All these model organism projects–knockout mice or rats, mutant mice for cancer studies for example, inbred lines with specific characteristics and genomic regions like the Collaborative Cross, treated animals–need quality pathology assessments. There are phenotyping projects like Europhenome being done on large sets of animals, and they require not only standardized descriptions and ontologies, but also image samples and evaluations. In an age where we all scan around at all this software looking at genes and genomic regions, we have to have pathology data as well. And that data will also need to be standardized and stored in appropriate database resources for researchers to find and examine. I recently heard Dr. Robert Cardiff talk about his work on Pathobiology of the Mouse and how crucial it is to capture the information in a standardized and searchable ways. He’s one of the drivers of this project, and fully understands the needs in this arena.

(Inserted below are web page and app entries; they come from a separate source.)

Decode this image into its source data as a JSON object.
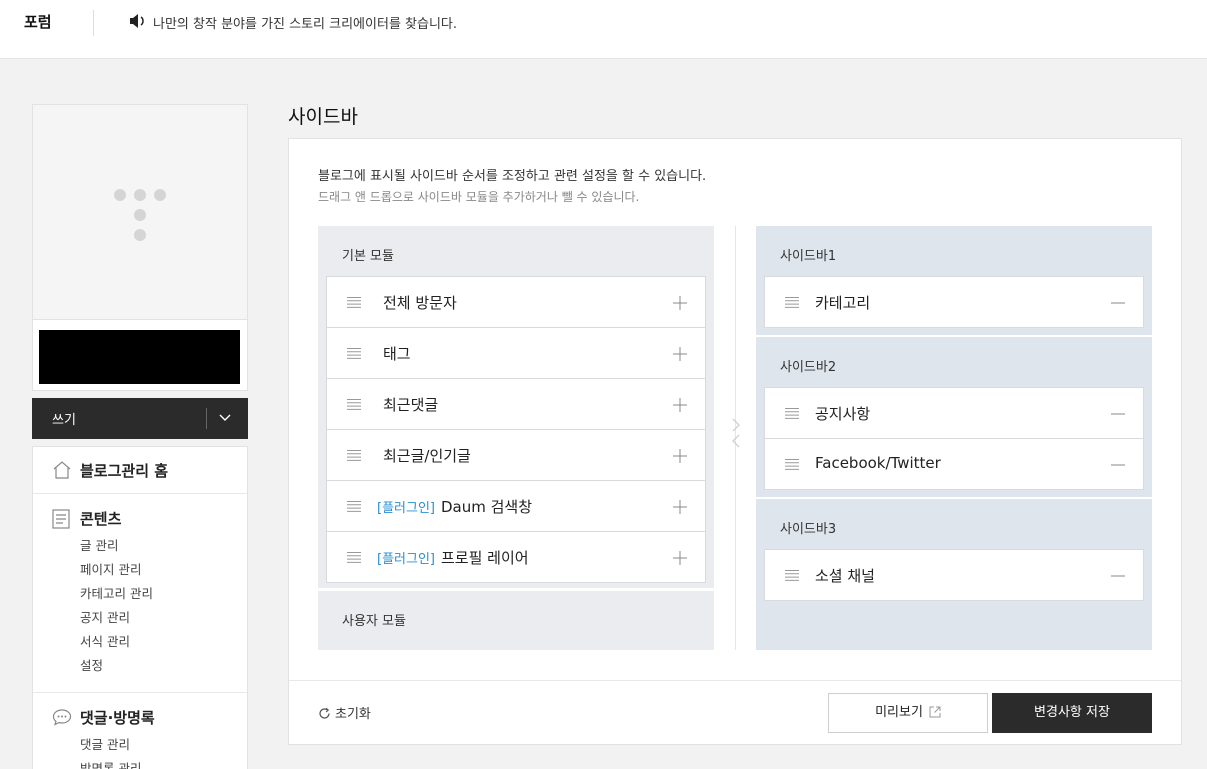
{
  "topbar": {
    "brand": "포럼",
    "notice": "나만의 창작 분야를 가진 스토리 크리에이터를 찾습니다."
  },
  "left": {
    "write_label": "쓰기",
    "home_label": "블로그관리 홈",
    "contents": {
      "title": "콘텐츠",
      "items": [
        "글 관리",
        "페이지 관리",
        "카테고리 관리",
        "공지 관리",
        "서식 관리",
        "설정"
      ]
    },
    "comments": {
      "title": "댓글·방명록",
      "items": [
        "댓글 관리",
        "방명록 관리"
      ]
    }
  },
  "main": {
    "title": "사이드바",
    "desc1": "블로그에 표시될 사이드바 순서를 조정하고 관련 설정을 할 수 있습니다.",
    "desc2": "드래그 앤 드롭으로 사이드바 모듈을 추가하거나 뺄 수 있습니다.",
    "basic_modules": {
      "title": "기본 모듈",
      "items": [
        {
          "tag": "",
          "label": "전체 방문자"
        },
        {
          "tag": "",
          "label": "태그"
        },
        {
          "tag": "",
          "label": "최근댓글"
        },
        {
          "tag": "",
          "label": "최근글/인기글"
        },
        {
          "tag": "[플러그인]",
          "label": "Daum 검색창"
        },
        {
          "tag": "[플러그인]",
          "label": "프로필 레이어"
        }
      ]
    },
    "user_modules": {
      "title": "사용자 모듈"
    },
    "sidebars": [
      {
        "title": "사이드바1",
        "items": [
          "카테고리"
        ]
      },
      {
        "title": "사이드바2",
        "items": [
          "공지사항",
          "Facebook/Twitter"
        ]
      },
      {
        "title": "사이드바3",
        "items": [
          "소셜 채널"
        ]
      }
    ],
    "footer": {
      "reset_label": "초기화",
      "preview_label": "미리보기",
      "save_label": "변경사항 저장"
    }
  },
  "colors": {
    "accent_tag": "#2a8fd1",
    "dark_button": "#2b2b2b",
    "basic_bg": "#eaecef",
    "sidebar_bg": "#dfe5ec"
  }
}
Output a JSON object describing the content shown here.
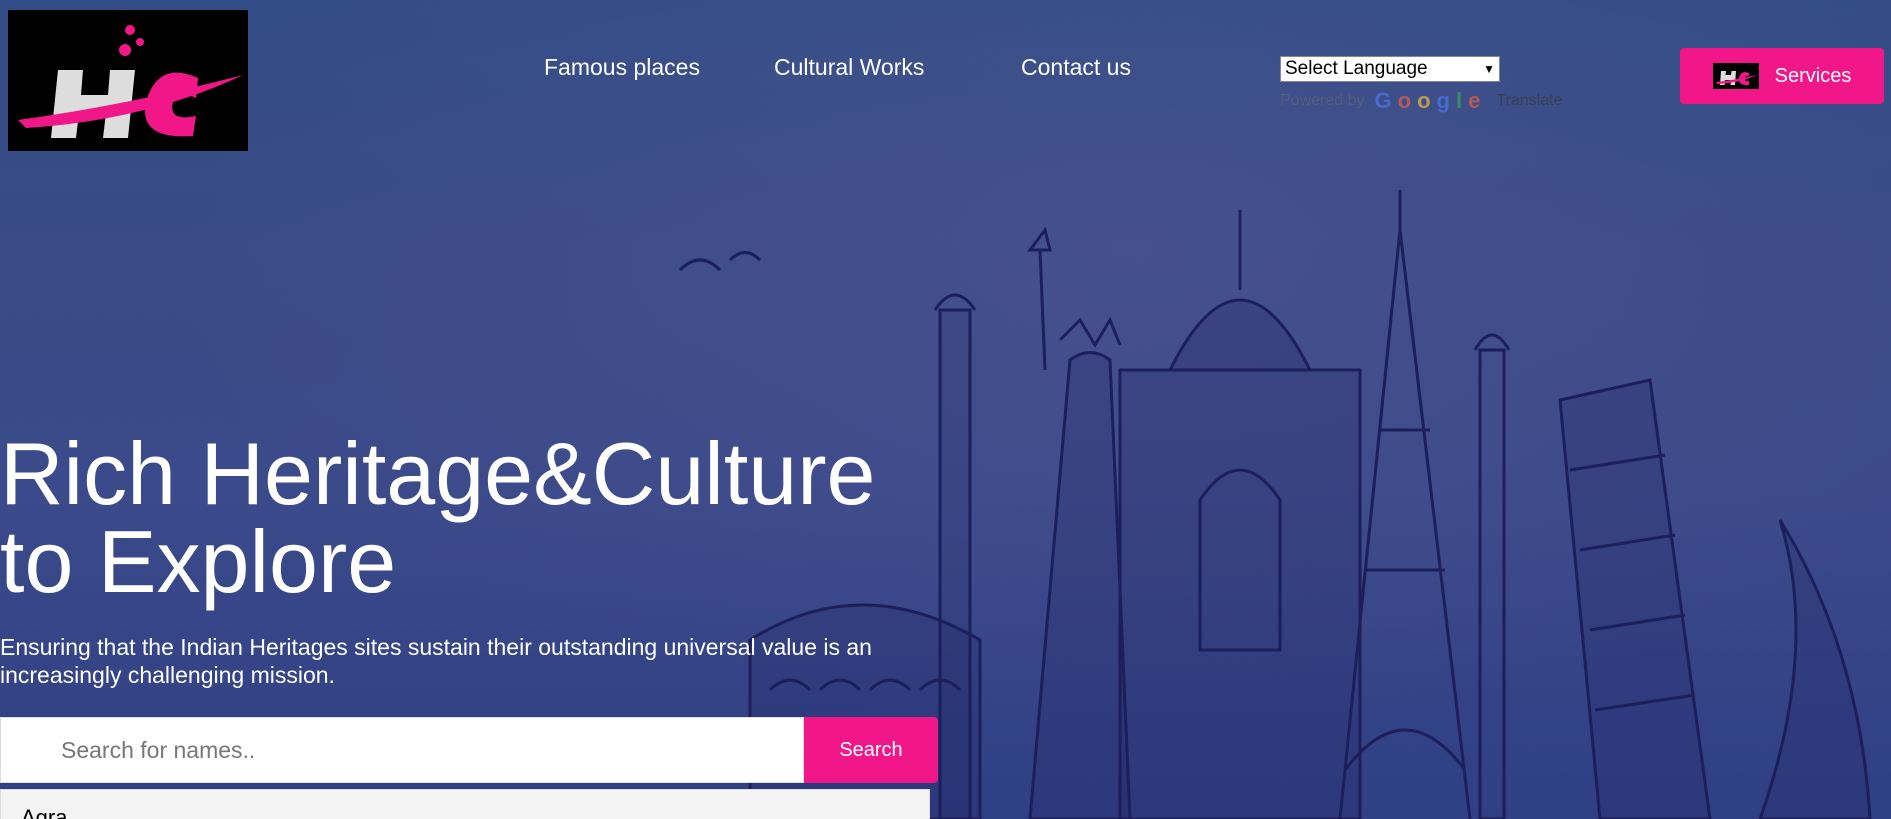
{
  "header": {
    "logo_text": "HC",
    "nav": {
      "famous": "Famous places",
      "cultural": "Cultural Works",
      "contact": "Contact us"
    },
    "language": {
      "selected": "Select Language",
      "powered_by": "Powered by",
      "google": [
        "G",
        "o",
        "o",
        "g",
        "l",
        "e"
      ],
      "translate": "Translate"
    },
    "services_label": "Services"
  },
  "hero": {
    "title_line1": "Rich Heritage&Culture",
    "title_line2": "to Explore",
    "subtitle": "Ensuring that the Indian Heritages sites sustain their outstanding universal value is an increasingly challenging mission."
  },
  "search": {
    "placeholder": "Search for names..",
    "button_label": "Search",
    "results": [
      "Agra"
    ]
  },
  "colors": {
    "accent": "#f21789",
    "background": "#3a4b86"
  }
}
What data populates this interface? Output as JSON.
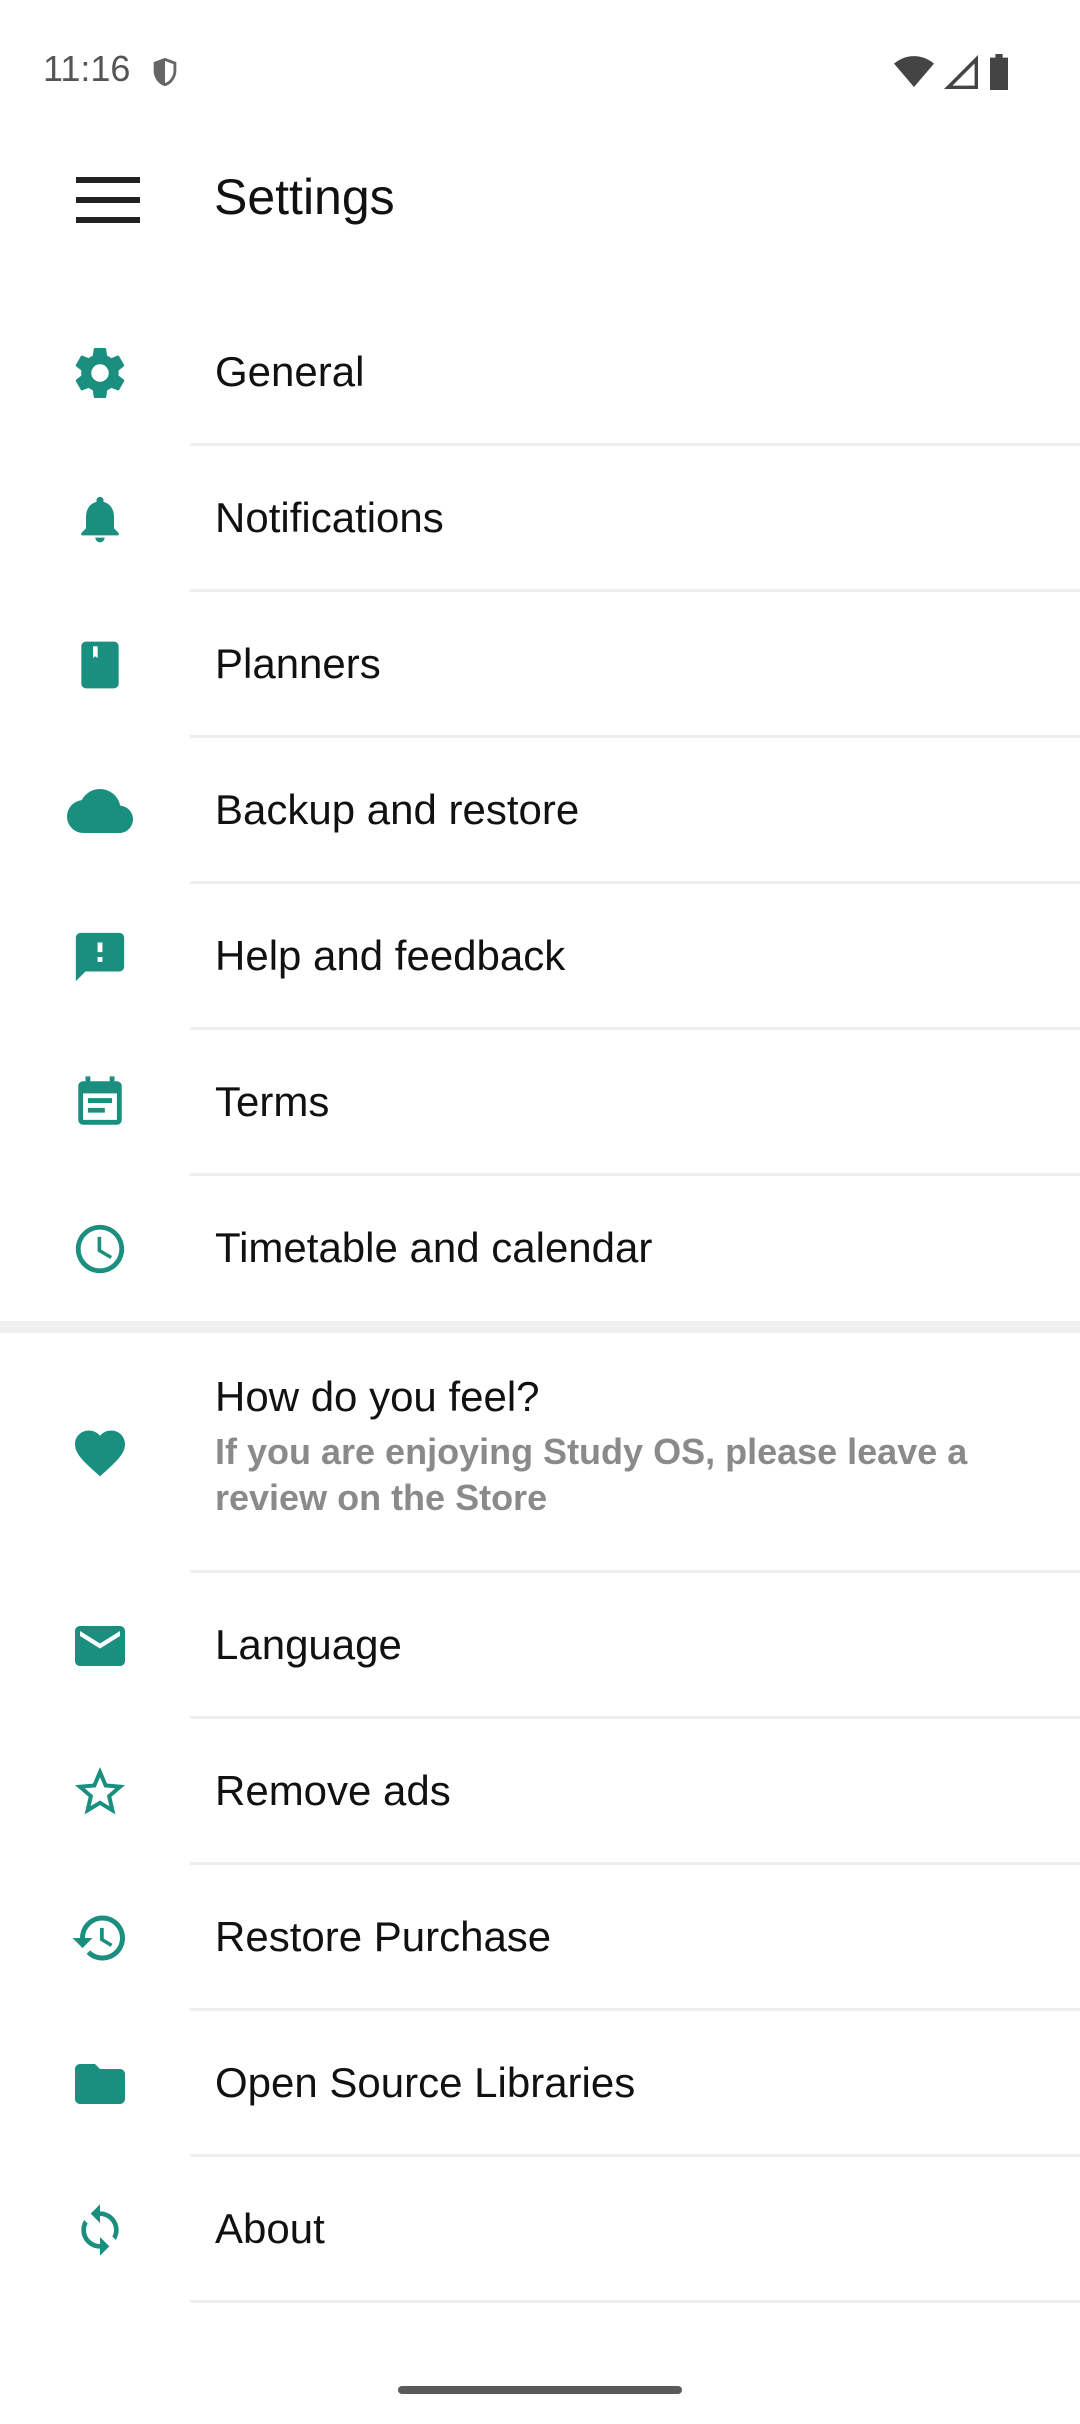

More people should be trained in pathology to examine these animals. So during this project I was impressed to find out about an online learning project that could be helpful for people who need to understand the foundations of animal research and be introduced to important aspects of pathology. This project has won an award for Outstanding Distance Learning (May 25). So as a public service in genomics I point you to this UC Davis project.
You can have a look at the background and goals for this from the Center for Genomic Pathology site. From there you can click the navigation for UCD Information Session to get a taste of their course, or click on my image above. It’s a nice effort.
We have no relationships with UC Davis or this online learning project–we just thought it was a valuable and important component to genomics and wanted to talk about it.